‘Hellboy’ Review: a demonic mess
April 16, 2019
“Hellboy” is one of the most abysmal and distorted comic book films in recent memory. A reboot on the beloved superhero, the film suffers heavily from distorted writing and eerie violence that omits the average viewer. Even though it has a strong lead in its title character, the film is one that struggles to find even a limited audience.
Nearly eight decades after being summoned by German forces in WWII, Hellboy lives comfortably amongst humankind where he works with his adoptive father for the Bureau of Paranormal Research and Defence. But even all his experience cannot prepare him from an ancient supernatural threat that means to unleash hell on Earth.
From the start, the film jumps headfirst into the action where there is little to no explanation for characters or the world. Although providing nice characterization for the title hero, the film seems to be a mismatch of various plot lines, many of which are irrelevant to the main story. This is evidently a writing problem as the film takes nearly an hour to find scenes that are related to the main plot. This is made even worse by sloppy editing early on, seen when the movie constantly jumps from ideas that are significant and those that are not.
But in a somewhat saving grace for the film, the title hero is brilliantly brought to life thanks to David Harbour. Harbour completely engulfs himself in the role, able to serve as a worthy successor to Ron Perlman while also heavily expanding the role. His main difference from Perlman comes in his keen energy to convey emotion. This is a character who is not shy to hide his harsh thoughts as he uses comedy to break the tension that humans have around him.
Yet even Harbour’s performance cannot save the film that is bewildered with grotesque violence and dreadful imagery, some of which will put even the toughest stomachs to the test. In what can only be described as “Mortal Kombat-esque” the violence proved to be too much at times, even making me put aside my popcorn early on. This is made apparent by horrific imagery that brings a level of ambience, pushing it away from other comic book films. Although not enough scare viewers due to it’s fantasy quality, the imagery still maintains a creepy factor that categorizes the film under supernatural horror. Despite this being a definite result of the filmmaker’s intent, the gruesome violence especially is one that goes even further to neglect average audiences.

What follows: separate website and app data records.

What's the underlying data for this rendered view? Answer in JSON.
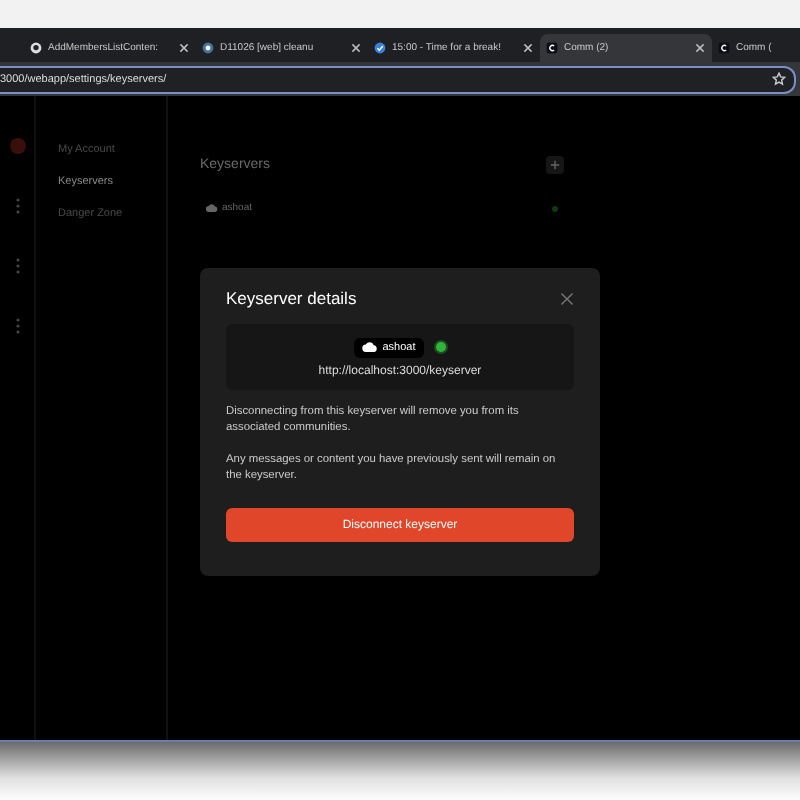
{
  "browser": {
    "tabs": [
      {
        "title": "AddMembersListConten:",
        "kind": "github",
        "selected": false
      },
      {
        "title": "D11026 [web] cleanu",
        "kind": "review",
        "selected": false
      },
      {
        "title": "15:00 - Time for a break!",
        "kind": "check",
        "selected": false
      },
      {
        "title": "Comm (2)",
        "kind": "comm",
        "selected": true
      },
      {
        "title": "Comm (",
        "kind": "comm",
        "selected": false
      }
    ],
    "url": "3000/webapp/settings/keyservers/"
  },
  "sidebar": {
    "items": [
      {
        "label": "My Account",
        "selected": false
      },
      {
        "label": "Keyservers",
        "selected": true
      },
      {
        "label": "Danger Zone",
        "selected": false
      }
    ]
  },
  "panel": {
    "title": "Keyservers",
    "keyservers": [
      {
        "name": "ashoat",
        "online": true
      }
    ]
  },
  "modal": {
    "title": "Keyserver details",
    "keyserver": {
      "name": "ashoat",
      "online": true,
      "url": "http://localhost:3000/keyserver"
    },
    "paragraphs": [
      "Disconnecting from this keyserver will remove you from its associated communities.",
      "Any messages or content you have previously sent will remain on the keyserver."
    ],
    "button": "Disconnect keyserver"
  }
}
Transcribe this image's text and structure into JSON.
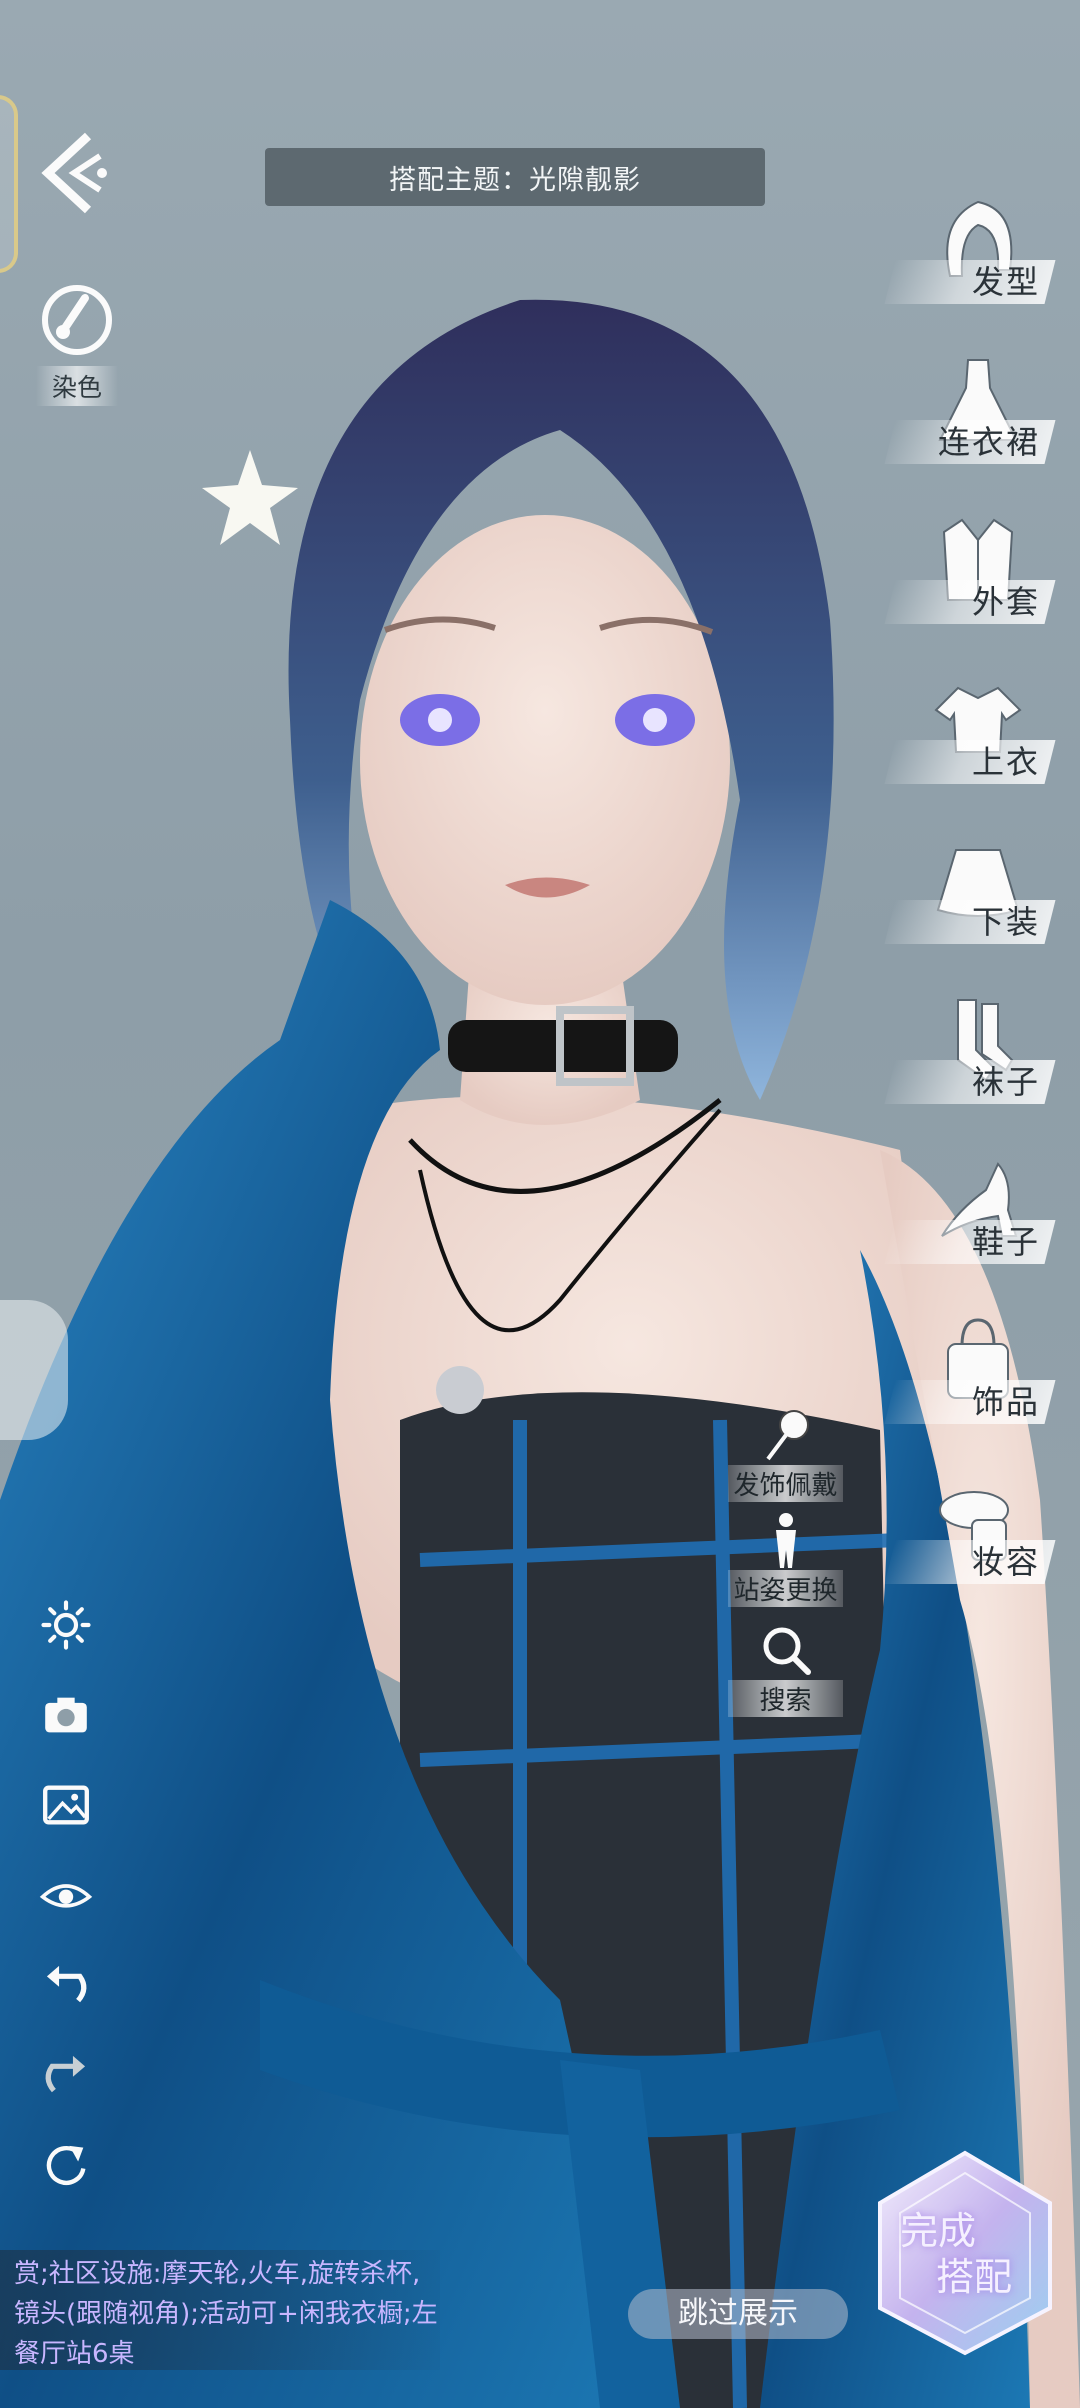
{
  "theme_bar": {
    "text": "搭配主题：光隙靓影"
  },
  "dye": {
    "label": "染色"
  },
  "categories": [
    {
      "label": "发型",
      "icon": "hair-icon"
    },
    {
      "label": "连衣裙",
      "icon": "dress-icon"
    },
    {
      "label": "外套",
      "icon": "coat-icon"
    },
    {
      "label": "上衣",
      "icon": "top-icon"
    },
    {
      "label": "下装",
      "icon": "skirt-icon"
    },
    {
      "label": "袜子",
      "icon": "socks-icon"
    },
    {
      "label": "鞋子",
      "icon": "heel-shoe-icon"
    },
    {
      "label": "饰品",
      "icon": "bag-icon"
    },
    {
      "label": "妆容",
      "icon": "makeup-icon"
    }
  ],
  "mini_tools": [
    {
      "label": "发饰佩戴",
      "icon": "hair-ornament-icon"
    },
    {
      "label": "站姿更换",
      "icon": "pose-icon"
    },
    {
      "label": "搜索",
      "icon": "search-icon"
    }
  ],
  "notice": {
    "text": "赏;社区设施:摩天轮,火车,旋转杀杯,镜头(跟随视角);活动可+闲我衣橱;左餐厅站6桌"
  },
  "skip": {
    "label": "跳过展示"
  },
  "finish": {
    "line1": "完成",
    "line2": "搭配"
  },
  "colors": {
    "accent_purple": "#c8b6ff",
    "bar_bg": "#505c62",
    "coat_blue": "#1e6fa8"
  }
}
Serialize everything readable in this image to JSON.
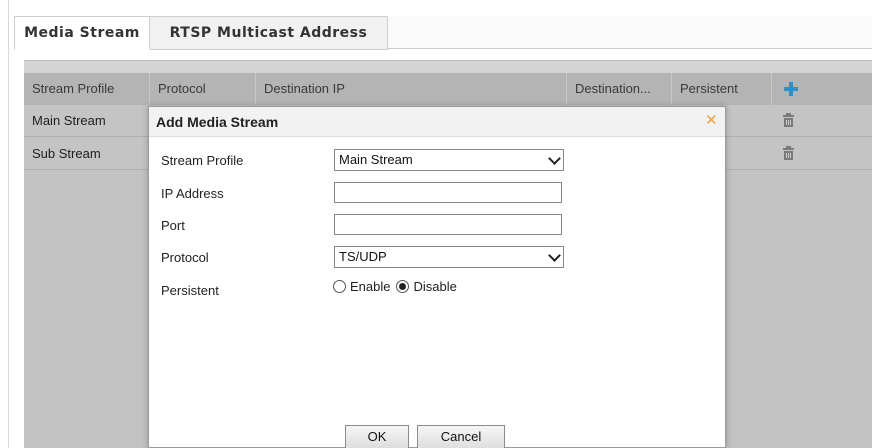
{
  "tabs": [
    {
      "label": "Media Stream",
      "active": true
    },
    {
      "label": "RTSP Multicast Address",
      "active": false
    }
  ],
  "table": {
    "headers": [
      "Stream Profile",
      "Protocol",
      "Destination IP",
      "Destination...",
      "Persistent"
    ],
    "add_icon": "plus-icon",
    "rows": [
      {
        "name": "Main Stream",
        "delete_icon": "trash-icon"
      },
      {
        "name": "Sub Stream",
        "delete_icon": "trash-icon"
      }
    ]
  },
  "dialog": {
    "title": "Add Media Stream",
    "close_icon": "close-icon",
    "fields": {
      "stream_profile": {
        "label": "Stream Profile",
        "value": "Main Stream"
      },
      "ip_address": {
        "label": "IP Address",
        "value": ""
      },
      "port": {
        "label": "Port",
        "value": ""
      },
      "protocol": {
        "label": "Protocol",
        "value": "TS/UDP"
      },
      "persistent": {
        "label": "Persistent",
        "options": [
          "Enable",
          "Disable"
        ],
        "selected": "Disable"
      }
    },
    "buttons": {
      "ok": "OK",
      "cancel": "Cancel"
    }
  },
  "colors": {
    "accent": "#2f8fc9",
    "close": "#f2a33a"
  }
}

It seems the filmmakers knew from the beginning that “Hellboy” would not even be a moderate success, as the film shows heavy neglects towards regular audience. With a convoluted plot and a lack of backstory, it appears this film was always targeted towards die-hard fans of the character. It’s a film that can be occasionally enjoyed, but even a considerable amount of fanservice cannot save the movie from being a burning disaster.
“Hellboy” is now playing in theaters.